HK: As an anti-capitalist fashion blog, I always think about “what the hell does that mean?” Typical fashion blogs work with brands and get money if people are buying from the brands that you work with. But I didn’t want that to be my business model. I do not want to profit when I’m making people buy things. For me I think that the fashion industry is at the state of where it is because of this intense capitalization/commodification of the art of fashion. Actually I think this flows a lot more that you expected because the underground fashion in Iran is a slow fashion site of production. I see the future of fashion hopefully being in where I think as a minimalist fashion advocate, I see a lot of parallels between what’s happening in the underground fashion scene and the lifestyle change that I’m encouraging people to look into. It’s about understanding that fashion is an art form. Through its production, fashion involves countless people. From the people picking cotton for the cotton shirt, to the women sewing sleeves in the factory to the people transporting the final product to the stores, there is no way that a shirt can cost 10 dollars without exploitation happening. Getting people to think that if your clothing is this cheap, then who was this made at the expense of? Especially with something touching your skin so intimately and so very much tied up to how you’re representing your body.

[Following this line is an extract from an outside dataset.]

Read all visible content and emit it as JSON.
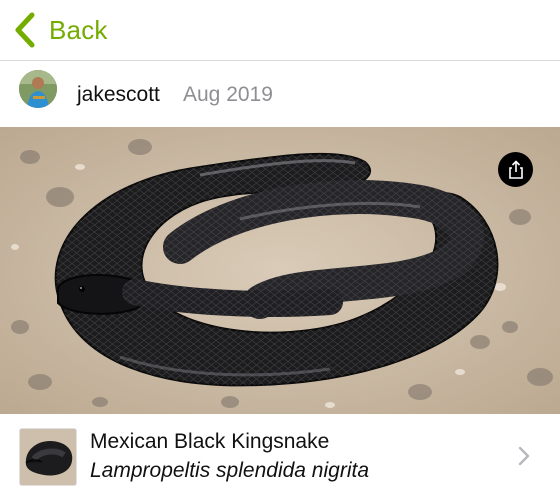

It’s about all those things that you’ve mentioned in the six-pint list that you brought up from my piece about the political value of fashion. It really shows that you have to make a lifestyle choice, unless you’re saying that you’re giving your stamp of approval to endless exploitation in the fashion industry. For me, the minimalist wardrobe is not in the sense of the current white monochrome trend, but really in terms of quantity. It’s about buying select pieces that are going to be quite more expansive but buying less of them. So overall, you might be spending the same amount of money but you’ll have fewer clothes that are made to last and not made to fall apart. So it’s about treating your wardrobe almost as you’re creating an art gallery. So you’re picking each piece with intention; you know the person who made that piece, you value the individual, you understand the process. Just as you look at the brush of the painting, you look at the garment of and its composite, you’re curating your wardrobe with a select few pieces that resonate with you and say something about you. You invest and you know they’re going to last a long time. That is what I see as our way-out of this massive commodification and capitalization of the fashion industry, which also plays into devaluing fashion overall, which is this patriarchal view of being shallow, vain and destructive as an industry as we mentioned earlier. This for me is also a feminist lens that we should look at fashion with. We really should be revaluing this art form, thinking about it critically, as we should do for all art.

Transcription by Flora Hergon for The Funambulist.